Write the data below out again, with each line matching the original.

Segment Start: MATERIALS PROVIDED

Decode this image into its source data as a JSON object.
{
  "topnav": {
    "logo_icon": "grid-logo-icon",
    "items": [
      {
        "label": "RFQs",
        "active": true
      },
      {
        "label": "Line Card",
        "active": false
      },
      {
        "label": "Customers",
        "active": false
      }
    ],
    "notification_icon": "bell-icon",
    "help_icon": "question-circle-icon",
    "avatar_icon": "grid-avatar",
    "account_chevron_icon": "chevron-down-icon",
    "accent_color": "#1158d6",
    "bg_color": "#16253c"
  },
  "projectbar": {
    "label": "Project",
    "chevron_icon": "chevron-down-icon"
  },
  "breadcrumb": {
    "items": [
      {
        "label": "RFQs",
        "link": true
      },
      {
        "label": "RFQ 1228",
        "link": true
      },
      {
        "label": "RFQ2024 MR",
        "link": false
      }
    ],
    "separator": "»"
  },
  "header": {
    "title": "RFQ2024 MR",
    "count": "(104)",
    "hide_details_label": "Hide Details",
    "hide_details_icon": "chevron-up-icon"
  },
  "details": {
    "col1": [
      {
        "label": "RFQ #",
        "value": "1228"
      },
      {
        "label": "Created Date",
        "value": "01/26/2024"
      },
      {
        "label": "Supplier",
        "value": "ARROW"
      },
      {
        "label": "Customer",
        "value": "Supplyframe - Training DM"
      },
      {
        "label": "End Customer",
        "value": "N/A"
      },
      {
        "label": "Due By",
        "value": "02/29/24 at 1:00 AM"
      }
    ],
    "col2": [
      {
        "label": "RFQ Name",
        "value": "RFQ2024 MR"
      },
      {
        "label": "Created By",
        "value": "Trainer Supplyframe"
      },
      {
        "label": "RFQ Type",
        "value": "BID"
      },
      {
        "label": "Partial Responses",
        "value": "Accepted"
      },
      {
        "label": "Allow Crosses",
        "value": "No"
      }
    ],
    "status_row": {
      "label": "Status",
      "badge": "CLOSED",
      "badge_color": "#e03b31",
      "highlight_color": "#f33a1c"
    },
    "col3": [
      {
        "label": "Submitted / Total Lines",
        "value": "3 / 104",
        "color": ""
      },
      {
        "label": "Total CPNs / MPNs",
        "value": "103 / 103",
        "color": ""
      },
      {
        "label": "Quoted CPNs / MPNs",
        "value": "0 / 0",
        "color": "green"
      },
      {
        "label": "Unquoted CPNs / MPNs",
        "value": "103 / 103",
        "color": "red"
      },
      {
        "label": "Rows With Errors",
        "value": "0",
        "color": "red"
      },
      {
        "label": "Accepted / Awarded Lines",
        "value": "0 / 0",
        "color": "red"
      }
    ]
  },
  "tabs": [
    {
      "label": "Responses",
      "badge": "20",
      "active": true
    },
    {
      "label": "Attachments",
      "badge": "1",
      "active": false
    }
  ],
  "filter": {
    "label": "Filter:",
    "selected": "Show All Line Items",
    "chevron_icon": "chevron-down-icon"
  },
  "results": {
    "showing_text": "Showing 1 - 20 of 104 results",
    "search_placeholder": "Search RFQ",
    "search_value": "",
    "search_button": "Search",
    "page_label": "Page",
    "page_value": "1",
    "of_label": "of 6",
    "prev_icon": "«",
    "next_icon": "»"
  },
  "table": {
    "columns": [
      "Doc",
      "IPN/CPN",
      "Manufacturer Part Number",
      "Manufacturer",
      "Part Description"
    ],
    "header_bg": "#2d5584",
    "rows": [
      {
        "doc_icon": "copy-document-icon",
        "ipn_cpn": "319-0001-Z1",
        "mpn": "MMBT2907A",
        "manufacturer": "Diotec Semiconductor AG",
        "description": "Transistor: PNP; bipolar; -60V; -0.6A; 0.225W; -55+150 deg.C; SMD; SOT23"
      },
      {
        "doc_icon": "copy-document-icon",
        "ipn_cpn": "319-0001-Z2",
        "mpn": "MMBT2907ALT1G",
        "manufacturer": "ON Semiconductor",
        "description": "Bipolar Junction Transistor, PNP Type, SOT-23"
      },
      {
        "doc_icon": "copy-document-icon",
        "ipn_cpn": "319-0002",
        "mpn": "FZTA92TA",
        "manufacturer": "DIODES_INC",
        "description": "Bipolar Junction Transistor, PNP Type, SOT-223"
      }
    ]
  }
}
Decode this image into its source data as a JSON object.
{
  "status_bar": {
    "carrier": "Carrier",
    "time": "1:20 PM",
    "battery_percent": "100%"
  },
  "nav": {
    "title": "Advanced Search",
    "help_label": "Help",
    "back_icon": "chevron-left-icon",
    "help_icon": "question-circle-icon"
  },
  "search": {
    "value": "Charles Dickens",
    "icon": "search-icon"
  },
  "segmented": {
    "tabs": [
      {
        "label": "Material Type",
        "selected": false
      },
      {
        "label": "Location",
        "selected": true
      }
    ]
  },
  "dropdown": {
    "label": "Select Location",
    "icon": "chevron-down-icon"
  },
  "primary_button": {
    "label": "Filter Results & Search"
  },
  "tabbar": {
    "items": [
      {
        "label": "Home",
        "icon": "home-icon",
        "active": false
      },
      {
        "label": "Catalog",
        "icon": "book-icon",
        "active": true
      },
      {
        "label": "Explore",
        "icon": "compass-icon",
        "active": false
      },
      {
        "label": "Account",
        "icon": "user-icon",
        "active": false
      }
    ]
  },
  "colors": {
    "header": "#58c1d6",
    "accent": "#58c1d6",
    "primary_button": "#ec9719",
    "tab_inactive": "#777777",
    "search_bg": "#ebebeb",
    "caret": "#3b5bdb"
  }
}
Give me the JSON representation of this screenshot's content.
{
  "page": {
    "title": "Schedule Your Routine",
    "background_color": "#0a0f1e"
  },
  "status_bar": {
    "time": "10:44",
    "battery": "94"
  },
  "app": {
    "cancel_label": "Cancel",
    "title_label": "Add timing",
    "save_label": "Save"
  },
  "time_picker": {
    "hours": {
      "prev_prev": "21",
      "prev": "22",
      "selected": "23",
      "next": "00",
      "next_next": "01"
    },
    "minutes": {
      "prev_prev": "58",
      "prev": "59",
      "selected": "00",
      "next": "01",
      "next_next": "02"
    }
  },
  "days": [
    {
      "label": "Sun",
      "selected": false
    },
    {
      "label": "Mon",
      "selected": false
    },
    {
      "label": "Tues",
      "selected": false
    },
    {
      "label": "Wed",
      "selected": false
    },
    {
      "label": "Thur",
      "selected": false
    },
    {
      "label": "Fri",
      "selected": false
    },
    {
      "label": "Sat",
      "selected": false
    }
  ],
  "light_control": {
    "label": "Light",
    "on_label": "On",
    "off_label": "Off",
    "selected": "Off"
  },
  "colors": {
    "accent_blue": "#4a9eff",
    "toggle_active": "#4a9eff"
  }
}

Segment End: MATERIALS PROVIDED

■ OUTPUT FOR THIS EXERCISE ■
Decode this image into its source data as a JSON object.
{
  "topnav": {
    "logo_icon": "grid-logo-icon",
    "items": [
      {
        "label": "RFQs",
        "active": true
      },
      {
        "label": "Line Card",
        "active": false
      },
      {
        "label": "Customers",
        "active": false
      }
    ],
    "notification_icon": "bell-icon",
    "help_icon": "question-circle-icon",
    "avatar_icon": "grid-avatar",
    "account_chevron_icon": "chevron-down-icon",
    "accent_color": "#1158d6",
    "bg_color": "#16253c"
  },
  "projectbar": {
    "label": "Project",
    "chevron_icon": "chevron-down-icon"
  },
  "breadcrumb": {
    "items": [
      {
        "label": "RFQs",
        "link": true
      },
      {
        "label": "RFQ 1228",
        "link": true
      },
      {
        "label": "RFQ2024 MR",
        "link": false
      }
    ],
    "separator": "»"
  },
  "header": {
    "title": "RFQ2024 MR",
    "count": "(104)",
    "hide_details_label": "Hide Details",
    "hide_details_icon": "chevron-up-icon"
  },
  "details": {
    "col1": [
      {
        "label": "RFQ #",
        "value": "1228"
      },
      {
        "label": "Created Date",
        "value": "01/26/2024"
      },
      {
        "label": "Supplier",
        "value": "ARROW"
      },
      {
        "label": "Customer",
        "value": "Supplyframe - Training DM"
      },
      {
        "label": "End Customer",
        "value": "N/A"
      },
      {
        "label": "Due By",
        "value": "02/29/24 at 1:00 AM"
      }
    ],
    "col2": [
      {
        "label": "RFQ Name",
        "value": "RFQ2024 MR"
      },
      {
        "label": "Created By",
        "value": "Trainer Supplyframe"
      },
      {
        "label": "RFQ Type",
        "value": "BID"
      },
      {
        "label": "Partial Responses",
        "value": "Accepted"
      },
      {
        "label": "Allow Crosses",
        "value": "No"
      }
    ],
    "status_row": {
      "label": "Status",
      "badge": "CLOSED",
      "badge_color": "#e03b31",
      "highlight_color": "#f33a1c"
    },
    "col3": [
      {
        "label": "Submitted / Total Lines",
        "value": "3 / 104",
        "color": ""
      },
      {
        "label": "Total CPNs / MPNs",
        "value": "103 / 103",
        "color": ""
      },
      {
        "label": "Quoted CPNs / MPNs",
        "value": "0 / 0",
        "color": "green"
      },
      {
        "label": "Unquoted CPNs / MPNs",
        "value": "103 / 103",
        "color": "red"
      },
      {
        "label": "Rows With Errors",
        "value": "0",
        "color": "red"
      },
      {
        "label": "Accepted / Awarded Lines",
        "value": "0 / 0",
        "color": "red"
      }
    ]
  },
  "tabs": [
    {
      "label": "Responses",
      "badge": "20",
      "active": true
    },
    {
      "label": "Attachments",
      "badge": "1",
      "active": false
    }
  ],
  "filter": {
    "label": "Filter:",
    "selected": "Show All Line Items",
    "chevron_icon": "chevron-down-icon"
  },
  "results": {
    "showing_text": "Showing 1 - 20 of 104 results",
    "search_placeholder": "Search RFQ",
    "search_value": "",
    "search_button": "Search",
    "page_label": "Page",
    "page_value": "1",
    "of_label": "of 6",
    "prev_icon": "«",
    "next_icon": "»"
  },
  "table": {
    "columns": [
      "Doc",
      "IPN/CPN",
      "Manufacturer Part Number",
      "Manufacturer",
      "Part Description"
    ],
    "header_bg": "#2d5584",
    "rows": [
      {
        "doc_icon": "copy-document-icon",
        "ipn_cpn": "319-0001-Z1",
        "mpn": "MMBT2907A",
        "manufacturer": "Diotec Semiconductor AG",
        "description": "Transistor: PNP; bipolar; -60V; -0.6A; 0.225W; -55+150 deg.C; SMD; SOT23"
      },
      {
        "doc_icon": "copy-document-icon",
        "ipn_cpn": "319-0001-Z2",
        "mpn": "MMBT2907ALT1G",
        "manufacturer": "ON Semiconductor",
        "description": "Bipolar Junction Transistor, PNP Type, SOT-23"
      },
      {
        "doc_icon": "copy-document-icon",
        "ipn_cpn": "319-0002",
        "mpn": "FZTA92TA",
        "manufacturer": "DIODES_INC",
        "description": "Bipolar Junction Transistor, PNP Type, SOT-223"
      }
    ]
  }
}
Decode this image into its source data as a JSON object.
{
  "status_bar": {
    "carrier": "Carrier",
    "time": "1:20 PM",
    "battery_percent": "100%"
  },
  "nav": {
    "title": "Advanced Search",
    "help_label": "Help",
    "back_icon": "chevron-left-icon",
    "help_icon": "question-circle-icon"
  },
  "search": {
    "value": "Charles Dickens",
    "icon": "search-icon"
  },
  "segmented": {
    "tabs": [
      {
        "label": "Material Type",
        "selected": false
      },
      {
        "label": "Location",
        "selected": true
      }
    ]
  },
  "dropdown": {
    "label": "Select Location",
    "icon": "chevron-down-icon"
  },
  "primary_button": {
    "label": "Filter Results & Search"
  },
  "tabbar": {
    "items": [
      {
        "label": "Home",
        "icon": "home-icon",
        "active": false
      },
      {
        "label": "Catalog",
        "icon": "book-icon",
        "active": true
      },
      {
        "label": "Explore",
        "icon": "compass-icon",
        "active": false
      },
      {
        "label": "Account",
        "icon": "user-icon",
        "active": false
      }
    ]
  },
  "colors": {
    "header": "#58c1d6",
    "accent": "#58c1d6",
    "primary_button": "#ec9719",
    "tab_inactive": "#777777",
    "search_bg": "#ebebeb",
    "caret": "#3b5bdb"
  }
}
Give me the JSON representation of this screenshot's content.
{
  "page": {
    "title": "Schedule Your Routine",
    "background_color": "#0a0f1e"
  },
  "status_bar": {
    "time": "10:44",
    "battery": "94"
  },
  "app": {
    "cancel_label": "Cancel",
    "title_label": "Add timing",
    "save_label": "Save"
  },
  "time_picker": {
    "hours": {
      "prev_prev": "21",
      "prev": "22",
      "selected": "23",
      "next": "00",
      "next_next": "01"
    },
    "minutes": {
      "prev_prev": "58",
      "prev": "59",
      "selected": "00",
      "next": "01",
      "next_next": "02"
    }
  },
  "days": [
    {
      "label": "Sun",
      "selected": false
    },
    {
      "label": "Mon",
      "selected": false
    },
    {
      "label": "Tues",
      "selected": false
    },
    {
      "label": "Wed",
      "selected": false
    },
    {
      "label": "Thur",
      "selected": false
    },
    {
      "label": "Fri",
      "selected": false
    },
    {
      "label": "Sat",
      "selected": false
    }
  ],
  "light_control": {
    "label": "Light",
    "on_label": "On",
    "off_label": "Off",
    "selected": "Off"
  },
  "colors": {
    "accent_blue": "#4a9eff",
    "toggle_active": "#4a9eff"
  }
}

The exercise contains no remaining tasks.